Sort of a sequel to Old Man's War - mostly new characters in the same setting. A good read, picking up the psychological side of the Ghost Brigades' creation process and some of the wider questions that the technology raises. The special forces characters are flawed by the nature of their creation, and you also spend time with the viewpoint of Boutin who's pretty much a sociopath, so there's a little to be desired on the character sympathy front.
The weakness in the setting (or perhaps the whole genre) remains - the society is advanced enough to invent new solutions to the problems they are faced with, while also being on a technical par with several other species such that they can have sustained conflict with them. Asking you to consider the implications of some technology while asking you to not think too closely about others gives the whole thing a dissonance which I couldn't quite escape from. Worthwhile but slightly disappointing.
Honour's Knight - Rachel Bach
A slightly weaker sequel to Fortune's Pawn, perfectly readable but not quite up to the mark set by its predecessor. The setting is solid, Devi's place within it is suitably complex and believably plotted, however as the bigger picture of the series emerges it doesn't quite work for me. I can't quite put my finger on why, except that perhaps it's military sci-fi morphing into space opera or something like that. Also, although the various trials and battles are well set up there's never really a feeling of danger despite a few shocks. Still - some good battles, interesting use of the powered armour that's central to Devi's world, nicely varied aliens and some human interest. Good, and I will get the sequel, but not great.
Niccolò Rising - Dorothy Dunnett
I was put off from starting this by my struggles with King Hereafter but I shouldn't have worried. Despite some of the same difficult characteristics as that book - a plethora of often similar names to pick up, and excessively clever plotting by the main character - I found it far easier to digest and enjoy. It's full of convincing period detail and with the tension between the entitled landed gentry and the new, often richer merchant class (which makes the early Renaissance so interesting as a setting) a central part of the background.

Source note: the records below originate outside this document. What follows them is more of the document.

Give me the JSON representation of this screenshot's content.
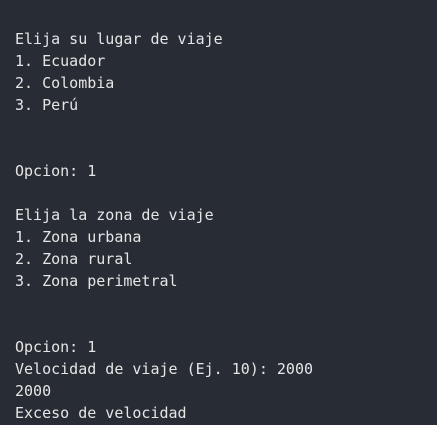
{
  "output": {
    "lines": [
      "Elija su lugar de viaje",
      "1. Ecuador",
      "2. Colombia",
      "3. Perú",
      "",
      "",
      "Opcion: 1",
      "",
      "Elija la zona de viaje",
      "1. Zona urbana",
      "2. Zona rural",
      "3. Zona perimetral",
      "",
      "",
      "Opcion: 1",
      "Velocidad de viaje (Ej. 10): 2000",
      "2000",
      "Exceso de velocidad"
    ]
  },
  "colors": {
    "background": "#282c34",
    "text": "#e6e6e6",
    "prompt_accent": "#e5a55f"
  }
}
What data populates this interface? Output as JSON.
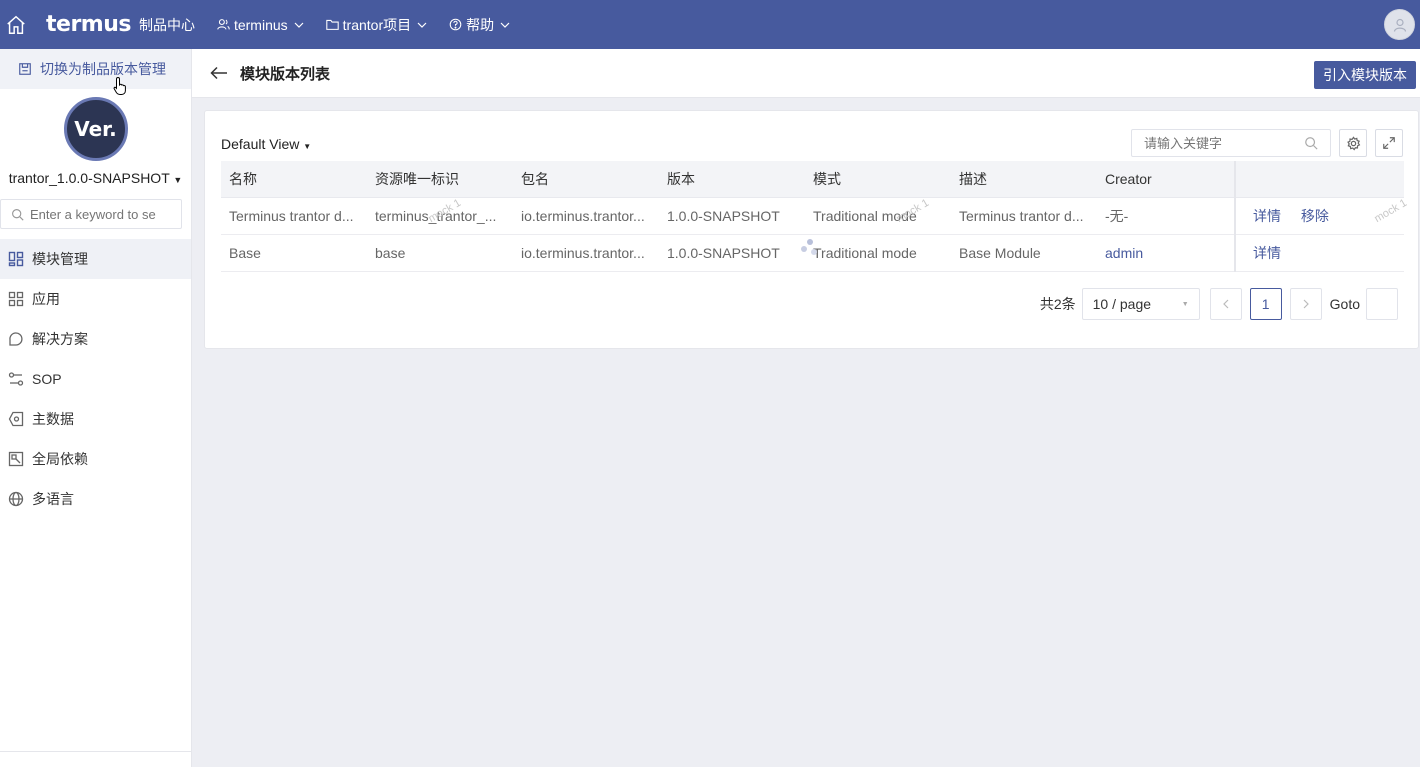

The story moves along nicely and covers a lot of ground, both geographically and in development of the main characters. There are a few moments which seem to be necessitated by the plot rather than being convincing in themselves, and the ending I felt to be a bit of a let-down having its eye on the sequel and a new, interesting setting rather than delivering on what had gone before. I will pick up the next in the series, but with less enthusiasm than I expected when still half way through.
Lucifer's Dragon - Jon Courtenay Grimwood
Good-ish cyberpunk. The story is told in two parts, the current-ish founding of New Venice and the future dystopia, the former being slightly the more interesting and readable part. A few areas jarred - the 1998-era descriptions of shiny new PC technology are a bit embarrassing to the modern eye, and there's the occasional overly graphic or disturbing sexual interlude but mostly it's a solid, engaging novel with a slightly too pat, not entirely convincing ending.
An interesting thing, to my perhaps quirky mind, was that the portrayal of combat set around 100 years in the future was far more sci-fi than anything you'd see in Warhammer 40K.
The Meknificent Seven - Pat Mills
The recent death of Carlos Ezquerra prompted me to pick up the origin compilation of the ABC Warriors, a couple of strips of which I'd read when I was young. I'm not sure about this as an art form - the original format of the stories as short strips make for somewhat shallow reading, however there are some nice concepts, some great art and an irreverence which keeps a few of the stories relevant nearly 40 years later.